Germany's competition watchdog has begun a fresh investigation into whether the ecommerce giant Amazon is abusing its dominant market position in the country.

In an interview with the German media outlet Frankfurter Allgemeine Zeitung (FAZ), the President of the Federal Cartel Office, Andreas Mundt, said the country is probing Amazon's relationship with the third-party sellers on its website.

"Amazon must not be a price controller.

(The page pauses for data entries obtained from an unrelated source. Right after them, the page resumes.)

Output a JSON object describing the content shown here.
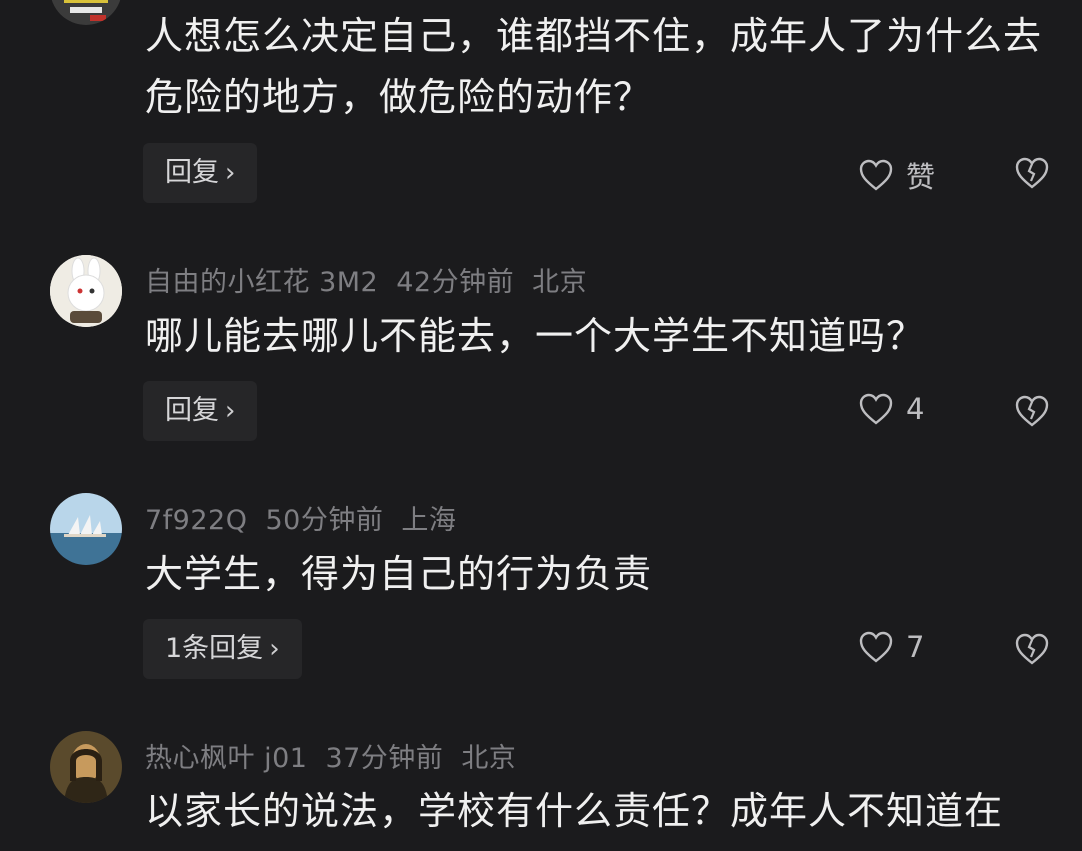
{
  "comments": [
    {
      "username": "",
      "time": "",
      "location": "",
      "text": "人想怎么决定自己，谁都挡不住，成年人了为什么去危险的地方，做危险的动作？",
      "reply_label": "回复",
      "like_count": "赞",
      "avatar_icon": "poster-avatar-icon"
    },
    {
      "username": "自由的小红花 3M2",
      "time": "42分钟前",
      "location": "北京",
      "text": "哪儿能去哪儿不能去，一个大学生不知道吗？",
      "reply_label": "回复",
      "like_count": "4",
      "avatar_icon": "rabbit-avatar-icon"
    },
    {
      "username": "7f922Q",
      "time": "50分钟前",
      "location": "上海",
      "text": "大学生，得为自己的行为负责",
      "reply_label": "1条回复",
      "like_count": "7",
      "avatar_icon": "opera-house-avatar-icon"
    },
    {
      "username": "热心枫叶 j01",
      "time": "37分钟前",
      "location": "北京",
      "text": "以家长的说法，学校有什么责任？成年人不知道在",
      "reply_label": "",
      "like_count": "",
      "avatar_icon": "portrait-avatar-icon"
    }
  ],
  "colors": {
    "background": "#1b1b1d",
    "meta_text": "#7e7e82",
    "reply_button_bg": "#262628"
  }
}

We are investigating whether and how Amazon influences how traders set prices on the marketplace," Mundt was quoted as saying.

Amazon was yet to react to the report.

"Price fixing is not tolerated even in the (coronavirus) crisis," Mundt said.

Amazon is also facing a similar antitrust probe in the European Union (EU).

The European Commission announced the antitrust investigation to assess whether Amazon's use of sensitive data from independent retailers who sell on its marketplace is in breach of EU competition rules.

Testifying before a US panel last month, Amazon Founder and CEO Jeff Bezos said that he cannot guarantee the company employees have not accessed third party seller data.

His response came during an antitrust hearing by a US Congress panel amid criticism that the workers of the online retail giant look into data of independent sellers on its platform to curate its own competing products.

Amazon said it does not access sales data from independent sellers to help develop its own products.

For years, Amazon has been dogged by allegations that it uses its dominance to identify and enter into new product categories using its unique lens into inside information on third party seller data..